▶ Exercise brief
Your answer should be the lines of the data below that contain "selection".

▶ Study material
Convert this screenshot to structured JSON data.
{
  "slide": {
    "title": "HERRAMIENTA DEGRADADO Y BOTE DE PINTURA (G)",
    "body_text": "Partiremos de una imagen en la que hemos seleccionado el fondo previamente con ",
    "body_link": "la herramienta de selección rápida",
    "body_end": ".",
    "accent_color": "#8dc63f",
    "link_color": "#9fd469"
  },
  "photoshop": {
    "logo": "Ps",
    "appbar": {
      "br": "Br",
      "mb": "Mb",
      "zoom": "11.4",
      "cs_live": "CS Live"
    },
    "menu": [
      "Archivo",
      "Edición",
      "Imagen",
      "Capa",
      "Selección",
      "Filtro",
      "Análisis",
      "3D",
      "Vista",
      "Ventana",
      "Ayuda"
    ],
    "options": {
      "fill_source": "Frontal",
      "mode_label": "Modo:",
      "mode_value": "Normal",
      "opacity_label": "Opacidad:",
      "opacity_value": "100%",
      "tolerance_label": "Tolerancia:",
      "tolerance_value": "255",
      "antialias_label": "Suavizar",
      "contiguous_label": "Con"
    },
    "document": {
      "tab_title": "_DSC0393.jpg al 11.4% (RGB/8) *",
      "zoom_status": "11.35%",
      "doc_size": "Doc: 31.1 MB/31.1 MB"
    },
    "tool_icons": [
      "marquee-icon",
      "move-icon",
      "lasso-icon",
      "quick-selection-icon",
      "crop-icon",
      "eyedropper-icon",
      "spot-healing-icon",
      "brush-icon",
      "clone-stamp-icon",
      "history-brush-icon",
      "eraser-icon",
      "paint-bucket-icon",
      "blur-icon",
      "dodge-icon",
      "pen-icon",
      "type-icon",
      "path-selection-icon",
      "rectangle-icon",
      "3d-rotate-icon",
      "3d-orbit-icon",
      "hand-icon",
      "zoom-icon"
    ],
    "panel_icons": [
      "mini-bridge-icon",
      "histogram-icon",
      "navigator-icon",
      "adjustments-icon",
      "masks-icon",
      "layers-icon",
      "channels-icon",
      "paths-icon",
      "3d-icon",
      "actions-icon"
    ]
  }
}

▶ Result below
      "quick-selection-icon",
      "path-selection-icon",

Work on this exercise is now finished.